## [Task brief]
Without the pictures, write the listing out again exactly as it appears.

START Data

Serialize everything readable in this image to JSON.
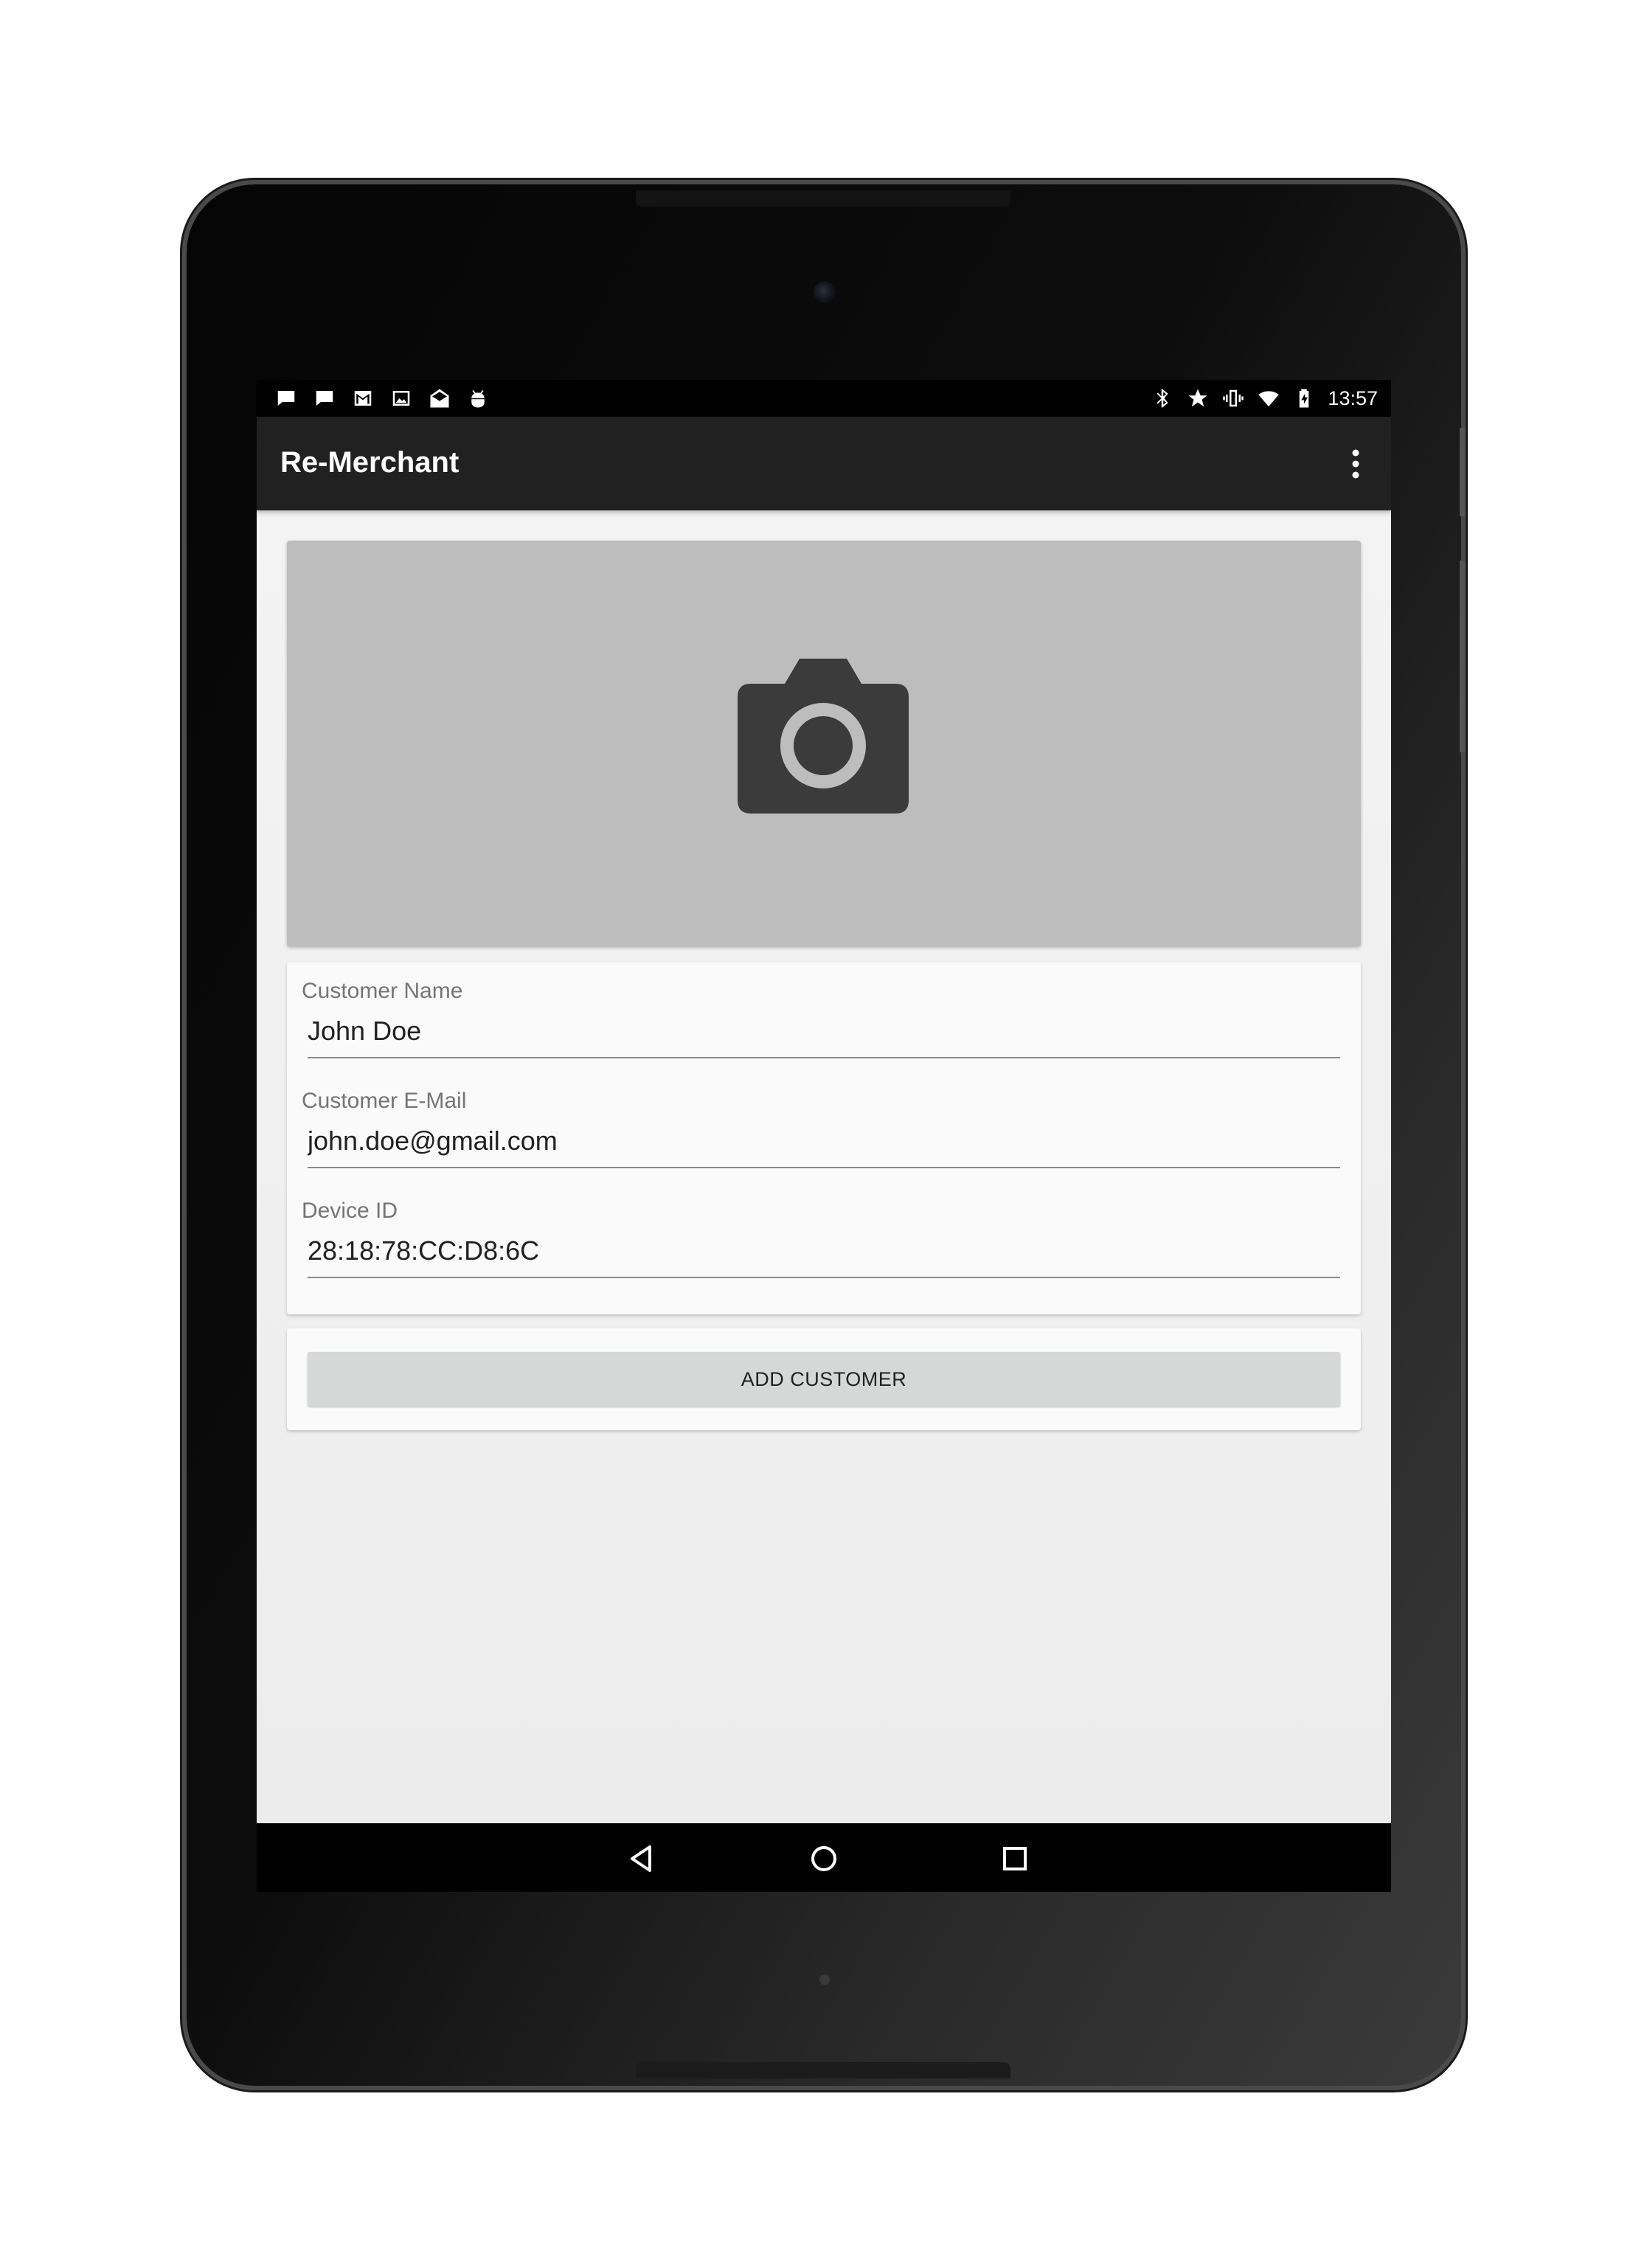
{
  "status_bar": {
    "left_icons": [
      "message-icon",
      "message-icon",
      "gmail-icon",
      "image-icon",
      "email-icon",
      "android-debug-icon"
    ],
    "right_icons": [
      "bluetooth-icon",
      "star-icon",
      "vibrate-icon",
      "wifi-icon",
      "battery-charging-icon"
    ],
    "time": "13:57"
  },
  "app_bar": {
    "title": "Re-Merchant",
    "overflow_icon": "more-vert-icon"
  },
  "photo": {
    "icon": "camera-icon",
    "background": "#bdbdbd"
  },
  "form": {
    "fields": [
      {
        "label": "Customer Name",
        "value": "John Doe"
      },
      {
        "label": "Customer E-Mail",
        "value": "john.doe@gmail.com"
      },
      {
        "label": "Device ID",
        "value": "28:18:78:CC:D8:6C"
      }
    ]
  },
  "actions": {
    "add_customer_label": "ADD CUSTOMER"
  },
  "nav_bar": {
    "icons": [
      "back-icon",
      "home-icon",
      "recents-icon"
    ]
  },
  "colors": {
    "app_bar": "#212121",
    "status_bar": "#000000",
    "button": "#d6d7d7",
    "content_bg": "#ededed"
  }
}
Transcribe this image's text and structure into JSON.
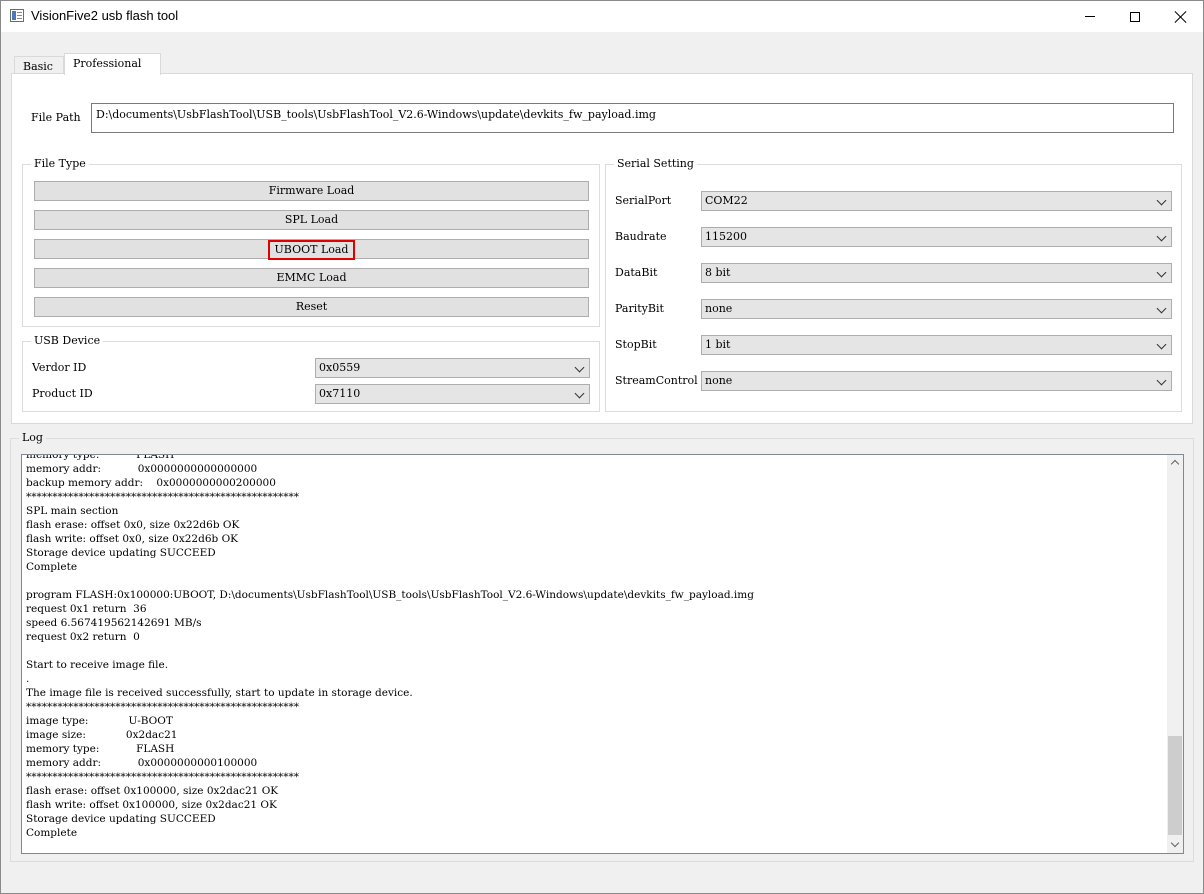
{
  "window": {
    "title": "VisionFive2 usb flash tool"
  },
  "tabs": [
    {
      "label": "Basic"
    },
    {
      "label": "Professional"
    }
  ],
  "file_path": {
    "label": "File Path",
    "value": "D:\\documents\\UsbFlashTool\\USB_tools\\UsbFlashTool_V2.6-Windows\\update\\devkits_fw_payload.img"
  },
  "file_type": {
    "title": "File Type",
    "buttons": [
      {
        "label": "Firmware Load"
      },
      {
        "label": "SPL Load"
      },
      {
        "label": "UBOOT Load"
      },
      {
        "label": "EMMC Load"
      },
      {
        "label": "Reset"
      }
    ]
  },
  "usb_device": {
    "title": "USB Device",
    "vendor_id": {
      "label": "Verdor ID",
      "value": "0x0559"
    },
    "product_id": {
      "label": "Product ID",
      "value": "0x7110"
    }
  },
  "serial_setting": {
    "title": "Serial Setting",
    "fields": [
      {
        "label": "SerialPort",
        "value": "COM22"
      },
      {
        "label": "Baudrate",
        "value": "115200"
      },
      {
        "label": "DataBit",
        "value": "8 bit"
      },
      {
        "label": "ParityBit",
        "value": "none"
      },
      {
        "label": "StopBit",
        "value": "1 bit"
      },
      {
        "label": "StreamControl",
        "value": "none"
      }
    ]
  },
  "log": {
    "title": "Log",
    "lines": [
      "memory type:           FLASH",
      "memory addr:           0x0000000000000000",
      "backup memory addr:    0x0000000000200000",
      "****************************************************",
      "SPL main section",
      "flash erase: offset 0x0, size 0x22d6b OK",
      "flash write: offset 0x0, size 0x22d6b OK",
      "Storage device updating SUCCEED",
      "Complete",
      "",
      "program FLASH:0x100000:UBOOT, D:\\documents\\UsbFlashTool\\USB_tools\\UsbFlashTool_V2.6-Windows\\update\\devkits_fw_payload.img",
      "request 0x1 return  36",
      "speed 6.567419562142691 MB/s",
      "request 0x2 return  0",
      "",
      "Start to receive image file.",
      ".",
      "The image file is received successfully, start to update in storage device.",
      "****************************************************",
      "image type:            U-BOOT",
      "image size:            0x2dac21",
      "memory type:           FLASH",
      "memory addr:           0x0000000000100000",
      "****************************************************",
      "flash erase: offset 0x100000, size 0x2dac21 OK",
      "flash write: offset 0x100000, size 0x2dac21 OK",
      "Storage device updating SUCCEED",
      "Complete"
    ]
  },
  "colors": {
    "highlight": "#e00000"
  }
}
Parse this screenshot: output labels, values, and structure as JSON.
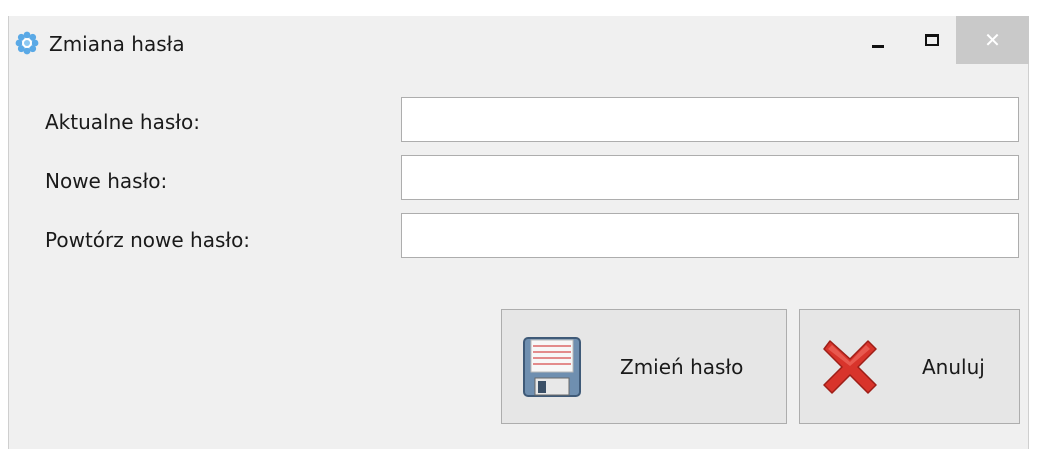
{
  "window": {
    "title": "Zmiana hasła",
    "icon": "gear-flower-icon",
    "controls": {
      "minimize": "minimize-icon",
      "maximize": "maximize-icon",
      "close": "close-icon",
      "close_glyph": "✕"
    }
  },
  "form": {
    "current_password": {
      "label": "Aktualne hasło:",
      "value": ""
    },
    "new_password": {
      "label": "Nowe hasło:",
      "value": ""
    },
    "repeat_password": {
      "label": "Powtórz nowe hasło:",
      "value": ""
    }
  },
  "buttons": {
    "save": {
      "label": "Zmień hasło",
      "icon": "floppy-disk-icon"
    },
    "cancel": {
      "label": "Anuluj",
      "icon": "red-x-icon"
    }
  },
  "colors": {
    "window_bg": "#f0f0f0",
    "button_bg": "#e6e6e6",
    "close_hover": "#c9c9c9",
    "cancel_red": "#d8342b"
  }
}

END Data

## [Answer]
Serialize everything readable in this image to JSON.
{
  "status_bar": {
    "left_icons": [
      "message-icon",
      "message-icon",
      "gmail-icon",
      "image-icon",
      "email-icon",
      "android-debug-icon"
    ],
    "right_icons": [
      "bluetooth-icon",
      "star-icon",
      "vibrate-icon",
      "wifi-icon",
      "battery-charging-icon"
    ],
    "time": "13:57"
  },
  "app_bar": {
    "title": "Re-Merchant",
    "overflow_icon": "more-vert-icon"
  },
  "photo": {
    "icon": "camera-icon",
    "background": "#bdbdbd"
  },
  "form": {
    "fields": [
      {
        "label": "Customer Name",
        "value": "John Doe"
      },
      {
        "label": "Customer E-Mail",
        "value": "john.doe@gmail.com"
      },
      {
        "label": "Device ID",
        "value": "28:18:78:CC:D8:6C"
      }
    ]
  },
  "actions": {
    "add_customer_label": "ADD CUSTOMER"
  },
  "nav_bar": {
    "icons": [
      "back-icon",
      "home-icon",
      "recents-icon"
    ]
  },
  "colors": {
    "app_bar": "#212121",
    "status_bar": "#000000",
    "button": "#d6d7d7",
    "content_bg": "#ededed"
  }
}
Transcribe this image's text and structure into JSON.
{
  "window": {
    "title": "VisionFive2 usb flash tool"
  },
  "tabs": [
    {
      "label": "Basic"
    },
    {
      "label": "Professional"
    }
  ],
  "file_path": {
    "label": "File Path",
    "value": "D:\\documents\\UsbFlashTool\\USB_tools\\UsbFlashTool_V2.6-Windows\\update\\devkits_fw_payload.img"
  },
  "file_type": {
    "title": "File Type",
    "buttons": [
      {
        "label": "Firmware Load"
      },
      {
        "label": "SPL Load"
      },
      {
        "label": "UBOOT Load"
      },
      {
        "label": "EMMC Load"
      },
      {
        "label": "Reset"
      }
    ]
  },
  "usb_device": {
    "title": "USB Device",
    "vendor_id": {
      "label": "Verdor ID",
      "value": "0x0559"
    },
    "product_id": {
      "label": "Product ID",
      "value": "0x7110"
    }
  },
  "serial_setting": {
    "title": "Serial Setting",
    "fields": [
      {
        "label": "SerialPort",
        "value": "COM22"
      },
      {
        "label": "Baudrate",
        "value": "115200"
      },
      {
        "label": "DataBit",
        "value": "8 bit"
      },
      {
        "label": "ParityBit",
        "value": "none"
      },
      {
        "label": "StopBit",
        "value": "1 bit"
      },
      {
        "label": "StreamControl",
        "value": "none"
      }
    ]
  },
  "log": {
    "title": "Log",
    "lines": [
      "memory type:           FLASH",
      "memory addr:           0x0000000000000000",
      "backup memory addr:    0x0000000000200000",
      "****************************************************",
      "SPL main section",
      "flash erase: offset 0x0, size 0x22d6b OK",
      "flash write: offset 0x0, size 0x22d6b OK",
      "Storage device updating SUCCEED",
      "Complete",
      "",
      "program FLASH:0x100000:UBOOT, D:\\documents\\UsbFlashTool\\USB_tools\\UsbFlashTool_V2.6-Windows\\update\\devkits_fw_payload.img",
      "request 0x1 return  36",
      "speed 6.567419562142691 MB/s",
      "request 0x2 return  0",
      "",
      "Start to receive image file.",
      ".",
      "The image file is received successfully, start to update in storage device.",
      "****************************************************",
      "image type:            U-BOOT",
      "image size:            0x2dac21",
      "memory type:           FLASH",
      "memory addr:           0x0000000000100000",
      "****************************************************",
      "flash erase: offset 0x100000, size 0x2dac21 OK",
      "flash write: offset 0x100000, size 0x2dac21 OK",
      "Storage device updating SUCCEED",
      "Complete"
    ]
  },
  "colors": {
    "highlight": "#e00000"
  }
}
Parse this screenshot: output labels, values, and structure as JSON.
{
  "window": {
    "title": "Zmiana hasła",
    "icon": "gear-flower-icon",
    "controls": {
      "minimize": "minimize-icon",
      "maximize": "maximize-icon",
      "close": "close-icon",
      "close_glyph": "✕"
    }
  },
  "form": {
    "current_password": {
      "label": "Aktualne hasło:",
      "value": ""
    },
    "new_password": {
      "label": "Nowe hasło:",
      "value": ""
    },
    "repeat_password": {
      "label": "Powtórz nowe hasło:",
      "value": ""
    }
  },
  "buttons": {
    "save": {
      "label": "Zmień hasło",
      "icon": "floppy-disk-icon"
    },
    "cancel": {
      "label": "Anuluj",
      "icon": "red-x-icon"
    }
  },
  "colors": {
    "window_bg": "#f0f0f0",
    "button_bg": "#e6e6e6",
    "close_hover": "#c9c9c9",
    "cancel_red": "#d8342b"
  }
}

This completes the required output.